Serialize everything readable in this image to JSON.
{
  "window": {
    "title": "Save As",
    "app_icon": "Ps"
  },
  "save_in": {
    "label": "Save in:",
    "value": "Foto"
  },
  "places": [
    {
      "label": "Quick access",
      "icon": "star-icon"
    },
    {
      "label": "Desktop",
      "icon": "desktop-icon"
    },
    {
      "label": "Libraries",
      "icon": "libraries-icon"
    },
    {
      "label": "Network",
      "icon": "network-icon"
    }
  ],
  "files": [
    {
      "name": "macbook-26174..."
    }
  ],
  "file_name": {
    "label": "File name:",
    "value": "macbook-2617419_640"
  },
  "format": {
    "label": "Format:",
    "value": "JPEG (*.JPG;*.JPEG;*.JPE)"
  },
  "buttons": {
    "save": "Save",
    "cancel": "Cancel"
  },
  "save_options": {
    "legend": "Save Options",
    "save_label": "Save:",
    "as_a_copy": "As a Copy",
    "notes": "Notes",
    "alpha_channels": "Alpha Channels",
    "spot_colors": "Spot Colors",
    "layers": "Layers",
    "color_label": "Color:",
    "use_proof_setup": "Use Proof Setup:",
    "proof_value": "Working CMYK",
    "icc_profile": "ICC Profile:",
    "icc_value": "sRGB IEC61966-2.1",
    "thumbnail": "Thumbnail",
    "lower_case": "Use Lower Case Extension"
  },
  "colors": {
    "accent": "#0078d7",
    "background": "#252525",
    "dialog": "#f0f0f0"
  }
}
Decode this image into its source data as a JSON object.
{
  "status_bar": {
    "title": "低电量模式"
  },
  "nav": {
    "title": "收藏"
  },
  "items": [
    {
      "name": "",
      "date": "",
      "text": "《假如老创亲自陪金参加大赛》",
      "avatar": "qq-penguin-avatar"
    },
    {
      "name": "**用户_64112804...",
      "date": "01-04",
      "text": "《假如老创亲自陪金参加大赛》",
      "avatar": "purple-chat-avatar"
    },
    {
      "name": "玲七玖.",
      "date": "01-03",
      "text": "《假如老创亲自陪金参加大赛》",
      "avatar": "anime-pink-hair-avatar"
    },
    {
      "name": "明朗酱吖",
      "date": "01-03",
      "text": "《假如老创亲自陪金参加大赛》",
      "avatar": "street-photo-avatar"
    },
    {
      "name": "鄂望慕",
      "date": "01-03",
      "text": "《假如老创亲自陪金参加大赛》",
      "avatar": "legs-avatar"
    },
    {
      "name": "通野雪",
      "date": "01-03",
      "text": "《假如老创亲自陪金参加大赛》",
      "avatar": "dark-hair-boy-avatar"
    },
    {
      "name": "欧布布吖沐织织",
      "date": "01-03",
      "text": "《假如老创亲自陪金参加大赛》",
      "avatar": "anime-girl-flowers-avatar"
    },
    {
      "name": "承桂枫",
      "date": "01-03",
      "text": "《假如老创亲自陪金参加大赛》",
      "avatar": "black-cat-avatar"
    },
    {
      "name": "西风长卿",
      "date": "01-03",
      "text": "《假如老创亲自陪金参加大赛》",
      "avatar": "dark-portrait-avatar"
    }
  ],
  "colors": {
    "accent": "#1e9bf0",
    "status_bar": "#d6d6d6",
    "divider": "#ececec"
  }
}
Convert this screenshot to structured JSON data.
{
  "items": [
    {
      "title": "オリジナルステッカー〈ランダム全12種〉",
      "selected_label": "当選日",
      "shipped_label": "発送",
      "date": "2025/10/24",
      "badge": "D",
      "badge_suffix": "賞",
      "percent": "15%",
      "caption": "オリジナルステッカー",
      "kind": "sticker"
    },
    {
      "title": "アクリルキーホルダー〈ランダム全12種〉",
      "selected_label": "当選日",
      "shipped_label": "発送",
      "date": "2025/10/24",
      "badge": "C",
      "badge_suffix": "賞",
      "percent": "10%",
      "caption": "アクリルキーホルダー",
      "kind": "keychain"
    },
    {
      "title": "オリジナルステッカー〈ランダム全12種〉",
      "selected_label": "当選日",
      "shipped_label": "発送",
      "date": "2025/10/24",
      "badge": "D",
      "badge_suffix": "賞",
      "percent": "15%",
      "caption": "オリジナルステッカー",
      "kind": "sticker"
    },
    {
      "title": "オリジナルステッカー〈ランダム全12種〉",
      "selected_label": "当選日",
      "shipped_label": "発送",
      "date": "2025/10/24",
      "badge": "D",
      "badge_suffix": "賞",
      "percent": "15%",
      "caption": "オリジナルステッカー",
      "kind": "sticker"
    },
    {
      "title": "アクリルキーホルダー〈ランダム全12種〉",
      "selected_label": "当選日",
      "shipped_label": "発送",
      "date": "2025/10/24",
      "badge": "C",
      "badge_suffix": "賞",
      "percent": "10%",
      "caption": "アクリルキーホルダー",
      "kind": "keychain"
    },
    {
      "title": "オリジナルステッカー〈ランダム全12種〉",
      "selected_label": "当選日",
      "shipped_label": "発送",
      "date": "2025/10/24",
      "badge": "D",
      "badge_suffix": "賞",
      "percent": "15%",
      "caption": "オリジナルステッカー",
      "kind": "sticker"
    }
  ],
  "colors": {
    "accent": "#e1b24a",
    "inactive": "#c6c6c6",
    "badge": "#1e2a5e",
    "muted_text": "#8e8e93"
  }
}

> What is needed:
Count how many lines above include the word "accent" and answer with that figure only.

> Written reply:
3